North Shore Ranch Expands to Replanting Native Trees, UTV Tours
Pacific Business News
By Katie Murar – Reporter, Pacific Business News
A new partnership is changing things up for Gunstock Ranch, a multi-faceted tourism business in Kahuku.
Greg Smith took over the family farm in 2006, about 30 years after his dad started the ranch. Since then, he has grown the cattle and horse ranch into an agritourism business that offers trail rides and UTV tours, and serves as an event space and horse boarding facility.
It also became the new site for a reforestation initiative through a partnership with the Hawaiian Legacy Reforestation Initiative, which brings in customers and employees of hotels like the Alohilani Resort and The Kahala to plant trees on the property.
“We expanded our tours to incorporate the tree planting, which is really neat because it isn’t just pure recreation, it gives people a purpose,” Smith said. “It has also brought in more high-end customers, which is interesting.”
Smith’s wife, Kyndra, manages the operation and its 12 employees, while he maintains a job with the U.S. Fish and Wildlife Service.
“I have kind of always had conservation on my mind, which ties into this new reforestation initiative,” Smith said, who works on the ranch when he gets back from his day job around 4 p.m.
How has the ranch changed over the years?
My dad started it as a hobby in 1973, but it developed into a business raising cattle and horses. The property used to be a sugar cane plantation, and when it closed down and Campbell gave the land away, my dad started leasing the property and turned it into a pasture. For a while in the ’80s we offered commercial trail rides, but insurance costs got to be too crazy. We started them up again in 2005/2006, and we now offer those tours with the reforestation initiative. We also added UTV tours with the tree planting over the summer, which we hope will expand and grow. We have always raised cattle and horses, and we do horse boarding as well. We have 50 horses, and we board 50 horses. We have about 100 cows right now, and we do a small grass-fed beef program where we send out an email saying what is available, and people from the area, mostly locals, come buy it. We have had a lot of restaurants ask us for the beef, but we wouldn’t be able to do it with the amount of land and cattle we have. We also raise goats and sheep for the petting zoo, which is a popular attraction for birthdays and events here.
How has the reforestation initiative affected the business?
It caused us to add more tours, and streamline our business to be able to accommodate the trees, which will ultimately take up about 500 acres. It will be done in three phases, and we are still in the first phase which is about 80 acres.
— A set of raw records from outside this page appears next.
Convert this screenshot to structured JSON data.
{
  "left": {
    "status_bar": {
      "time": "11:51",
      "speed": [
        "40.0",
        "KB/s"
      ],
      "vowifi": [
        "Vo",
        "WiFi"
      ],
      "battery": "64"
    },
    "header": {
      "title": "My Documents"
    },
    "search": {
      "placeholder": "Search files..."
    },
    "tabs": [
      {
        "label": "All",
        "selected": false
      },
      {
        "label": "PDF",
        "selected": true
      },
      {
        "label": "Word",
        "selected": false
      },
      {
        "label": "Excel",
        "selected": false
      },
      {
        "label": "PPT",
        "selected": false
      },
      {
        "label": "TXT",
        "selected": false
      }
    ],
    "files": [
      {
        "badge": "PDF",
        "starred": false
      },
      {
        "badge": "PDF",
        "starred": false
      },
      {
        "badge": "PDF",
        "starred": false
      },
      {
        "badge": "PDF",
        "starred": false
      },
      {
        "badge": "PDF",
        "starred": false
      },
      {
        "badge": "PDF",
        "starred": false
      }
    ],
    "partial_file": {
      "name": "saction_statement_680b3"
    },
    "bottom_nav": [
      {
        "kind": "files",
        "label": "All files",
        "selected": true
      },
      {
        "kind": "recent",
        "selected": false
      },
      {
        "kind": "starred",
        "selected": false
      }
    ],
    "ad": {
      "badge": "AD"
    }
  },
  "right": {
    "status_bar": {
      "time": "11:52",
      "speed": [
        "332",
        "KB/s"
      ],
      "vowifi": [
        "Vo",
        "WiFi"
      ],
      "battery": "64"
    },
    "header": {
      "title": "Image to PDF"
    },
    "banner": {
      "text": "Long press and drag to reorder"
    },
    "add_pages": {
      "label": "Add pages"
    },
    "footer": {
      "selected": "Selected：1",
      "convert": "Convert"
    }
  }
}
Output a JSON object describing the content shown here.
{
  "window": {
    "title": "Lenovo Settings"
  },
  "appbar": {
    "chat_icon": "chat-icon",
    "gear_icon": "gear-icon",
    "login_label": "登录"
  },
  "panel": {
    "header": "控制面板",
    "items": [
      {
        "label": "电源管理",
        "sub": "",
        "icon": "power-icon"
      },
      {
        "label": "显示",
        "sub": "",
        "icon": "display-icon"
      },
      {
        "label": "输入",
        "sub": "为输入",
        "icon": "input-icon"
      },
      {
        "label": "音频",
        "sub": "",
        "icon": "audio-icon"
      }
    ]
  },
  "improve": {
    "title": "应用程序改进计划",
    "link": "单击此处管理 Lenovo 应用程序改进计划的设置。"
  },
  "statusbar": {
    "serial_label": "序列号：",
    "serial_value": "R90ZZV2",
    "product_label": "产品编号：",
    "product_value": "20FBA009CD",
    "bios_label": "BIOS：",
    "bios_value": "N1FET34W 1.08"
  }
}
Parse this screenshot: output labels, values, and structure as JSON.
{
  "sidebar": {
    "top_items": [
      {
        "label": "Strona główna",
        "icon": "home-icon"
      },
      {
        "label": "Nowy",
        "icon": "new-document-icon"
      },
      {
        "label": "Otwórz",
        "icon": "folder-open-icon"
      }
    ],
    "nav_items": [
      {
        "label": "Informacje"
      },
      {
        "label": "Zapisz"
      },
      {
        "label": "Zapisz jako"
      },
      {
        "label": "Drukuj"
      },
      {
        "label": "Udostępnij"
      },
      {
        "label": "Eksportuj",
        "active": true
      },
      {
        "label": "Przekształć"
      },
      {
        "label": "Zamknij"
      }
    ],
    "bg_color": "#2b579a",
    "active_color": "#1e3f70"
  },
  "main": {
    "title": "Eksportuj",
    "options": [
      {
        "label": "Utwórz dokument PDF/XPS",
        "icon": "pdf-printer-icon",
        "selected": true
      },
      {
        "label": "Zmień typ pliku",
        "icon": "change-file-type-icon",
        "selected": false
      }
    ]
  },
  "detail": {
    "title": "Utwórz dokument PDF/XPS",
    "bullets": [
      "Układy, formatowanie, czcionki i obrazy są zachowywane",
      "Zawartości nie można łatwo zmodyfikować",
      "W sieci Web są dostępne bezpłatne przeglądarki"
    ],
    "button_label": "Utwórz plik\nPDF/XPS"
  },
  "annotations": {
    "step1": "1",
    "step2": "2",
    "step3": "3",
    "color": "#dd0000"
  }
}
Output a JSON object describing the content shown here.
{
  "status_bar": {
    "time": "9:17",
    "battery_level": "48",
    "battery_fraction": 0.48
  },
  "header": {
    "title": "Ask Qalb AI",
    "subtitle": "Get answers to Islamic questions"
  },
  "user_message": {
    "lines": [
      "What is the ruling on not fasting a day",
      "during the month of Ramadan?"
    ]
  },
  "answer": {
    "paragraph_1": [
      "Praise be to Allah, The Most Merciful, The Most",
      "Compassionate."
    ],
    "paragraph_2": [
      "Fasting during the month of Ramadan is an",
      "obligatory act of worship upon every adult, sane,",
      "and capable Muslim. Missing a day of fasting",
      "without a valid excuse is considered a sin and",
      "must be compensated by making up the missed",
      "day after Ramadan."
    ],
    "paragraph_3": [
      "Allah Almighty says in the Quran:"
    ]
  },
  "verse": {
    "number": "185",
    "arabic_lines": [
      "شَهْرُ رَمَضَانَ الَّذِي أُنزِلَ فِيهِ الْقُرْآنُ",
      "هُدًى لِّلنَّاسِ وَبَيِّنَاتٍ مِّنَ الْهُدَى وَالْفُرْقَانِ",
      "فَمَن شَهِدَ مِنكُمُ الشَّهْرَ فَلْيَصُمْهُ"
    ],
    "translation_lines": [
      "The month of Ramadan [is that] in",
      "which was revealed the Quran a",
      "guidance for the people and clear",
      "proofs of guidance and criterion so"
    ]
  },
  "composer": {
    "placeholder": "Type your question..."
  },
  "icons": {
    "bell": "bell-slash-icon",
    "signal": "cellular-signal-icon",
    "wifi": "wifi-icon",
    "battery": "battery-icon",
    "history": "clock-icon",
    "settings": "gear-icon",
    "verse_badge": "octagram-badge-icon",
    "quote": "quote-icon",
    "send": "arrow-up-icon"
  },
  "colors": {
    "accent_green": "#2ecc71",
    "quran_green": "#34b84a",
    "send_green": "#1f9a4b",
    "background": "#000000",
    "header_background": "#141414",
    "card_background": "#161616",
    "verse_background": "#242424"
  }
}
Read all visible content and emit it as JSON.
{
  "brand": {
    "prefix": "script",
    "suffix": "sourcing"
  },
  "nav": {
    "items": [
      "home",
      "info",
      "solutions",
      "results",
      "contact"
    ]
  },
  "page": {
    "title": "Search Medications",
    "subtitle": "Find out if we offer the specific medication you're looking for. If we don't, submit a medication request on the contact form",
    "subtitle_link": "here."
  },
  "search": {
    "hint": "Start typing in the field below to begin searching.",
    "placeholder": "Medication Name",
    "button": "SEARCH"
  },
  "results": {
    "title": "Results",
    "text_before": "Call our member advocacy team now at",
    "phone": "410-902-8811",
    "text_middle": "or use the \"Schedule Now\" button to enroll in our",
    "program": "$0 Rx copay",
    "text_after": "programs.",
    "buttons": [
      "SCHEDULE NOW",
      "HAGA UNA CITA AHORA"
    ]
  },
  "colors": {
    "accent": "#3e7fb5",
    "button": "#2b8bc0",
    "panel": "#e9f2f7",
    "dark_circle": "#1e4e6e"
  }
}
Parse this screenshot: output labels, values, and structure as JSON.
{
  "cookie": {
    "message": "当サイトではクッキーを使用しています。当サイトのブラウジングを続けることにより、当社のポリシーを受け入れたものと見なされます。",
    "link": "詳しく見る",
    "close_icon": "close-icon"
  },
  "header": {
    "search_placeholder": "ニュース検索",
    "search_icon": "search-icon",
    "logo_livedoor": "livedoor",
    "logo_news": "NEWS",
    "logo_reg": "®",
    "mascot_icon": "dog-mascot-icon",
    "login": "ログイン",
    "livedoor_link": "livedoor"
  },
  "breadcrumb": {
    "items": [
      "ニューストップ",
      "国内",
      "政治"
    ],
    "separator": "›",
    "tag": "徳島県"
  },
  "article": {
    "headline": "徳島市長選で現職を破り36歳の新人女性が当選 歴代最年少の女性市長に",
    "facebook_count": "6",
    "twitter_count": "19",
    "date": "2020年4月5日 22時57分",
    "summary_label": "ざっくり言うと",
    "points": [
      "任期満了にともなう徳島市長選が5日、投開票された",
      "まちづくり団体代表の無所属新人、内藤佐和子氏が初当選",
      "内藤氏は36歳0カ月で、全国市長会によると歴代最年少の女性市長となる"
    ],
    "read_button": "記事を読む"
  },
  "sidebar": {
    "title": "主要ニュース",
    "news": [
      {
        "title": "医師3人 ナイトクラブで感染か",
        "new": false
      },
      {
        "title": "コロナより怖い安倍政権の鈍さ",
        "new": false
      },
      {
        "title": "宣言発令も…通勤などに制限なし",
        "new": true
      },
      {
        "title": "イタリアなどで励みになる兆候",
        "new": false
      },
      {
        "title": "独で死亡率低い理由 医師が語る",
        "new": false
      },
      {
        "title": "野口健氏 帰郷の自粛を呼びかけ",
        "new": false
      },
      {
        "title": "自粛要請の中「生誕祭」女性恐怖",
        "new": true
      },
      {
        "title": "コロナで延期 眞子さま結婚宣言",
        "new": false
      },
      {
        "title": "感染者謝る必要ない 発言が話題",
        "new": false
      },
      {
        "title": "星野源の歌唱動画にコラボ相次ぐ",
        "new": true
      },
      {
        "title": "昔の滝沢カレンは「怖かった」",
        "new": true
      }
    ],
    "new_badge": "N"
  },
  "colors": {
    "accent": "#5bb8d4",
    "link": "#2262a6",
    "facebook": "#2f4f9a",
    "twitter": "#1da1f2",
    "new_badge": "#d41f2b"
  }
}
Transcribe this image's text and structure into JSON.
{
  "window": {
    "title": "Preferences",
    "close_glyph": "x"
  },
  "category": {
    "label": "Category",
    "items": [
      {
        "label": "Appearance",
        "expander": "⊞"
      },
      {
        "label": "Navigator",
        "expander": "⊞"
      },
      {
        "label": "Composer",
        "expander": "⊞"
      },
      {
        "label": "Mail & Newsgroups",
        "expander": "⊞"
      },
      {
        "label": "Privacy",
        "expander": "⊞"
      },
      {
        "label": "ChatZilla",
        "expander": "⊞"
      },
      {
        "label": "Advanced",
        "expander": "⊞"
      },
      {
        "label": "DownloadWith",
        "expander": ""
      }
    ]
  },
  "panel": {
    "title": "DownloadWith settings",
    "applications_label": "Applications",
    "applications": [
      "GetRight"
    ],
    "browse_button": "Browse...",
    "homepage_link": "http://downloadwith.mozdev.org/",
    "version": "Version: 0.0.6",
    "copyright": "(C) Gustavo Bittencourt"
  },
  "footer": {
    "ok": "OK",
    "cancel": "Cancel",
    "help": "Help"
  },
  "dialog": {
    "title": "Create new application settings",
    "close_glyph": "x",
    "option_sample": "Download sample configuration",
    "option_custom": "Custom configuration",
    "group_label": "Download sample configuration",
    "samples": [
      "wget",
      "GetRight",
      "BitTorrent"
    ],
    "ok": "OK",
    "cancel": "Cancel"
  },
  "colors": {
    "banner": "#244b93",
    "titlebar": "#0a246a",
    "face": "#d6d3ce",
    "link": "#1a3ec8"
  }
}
The Kahala Hotel was one of the first ones to do this, where they sell trees to customers and they can come out here and plant a tree and track it online. [Hawaiian Legacy Reforestation Director] Jeff Dunster is always looking for more hotels and organizations to partner with, and he is always bringing new people out here to plant trees. We are looking forward to growing that partnership, and we are expanding the horseback rides and UTV rides, which are nice because not everyone can ride a horse, so it opens up our markets to those who want to tour the ranch and plant a tree.
How have revenues changed in the past 10 years?
We have definitely grown revenues, mainly from expanding our trail ride business. When we first started we had maybe 12 horses, and now we have 50. But just like any business, our cost of operations have also increased. Our land lease has gone up just about every year; the feed cost for horses is crazy in Hawaii because of shipping; and there are labor costs as well. So while we have increased revenues we have also increased our expenses, so it may be two steps forward one step back. Our main thing has been to stay out of debt, which made us more safe in some areas where we aren’t owing any money, but it also makes things take longer because we don’t have a lot of cash to make big investments. We have just operated with the equity we have.
What is the biggest part of your business?
Definitely the trail rides, they are our bread and butter. Our one-and-a-half-hour ride is our most popular, but we also have an hour ride, a lunch ride and a dinner sunset ride. We have partnered with Pounders Restaurant at the Polynesian Cultural Center for the food, which has been a huge hit.
Greg and Kyndra Smith, Owners
Address: 56-250 Kamehameha Highway
Kahuku, HI 96731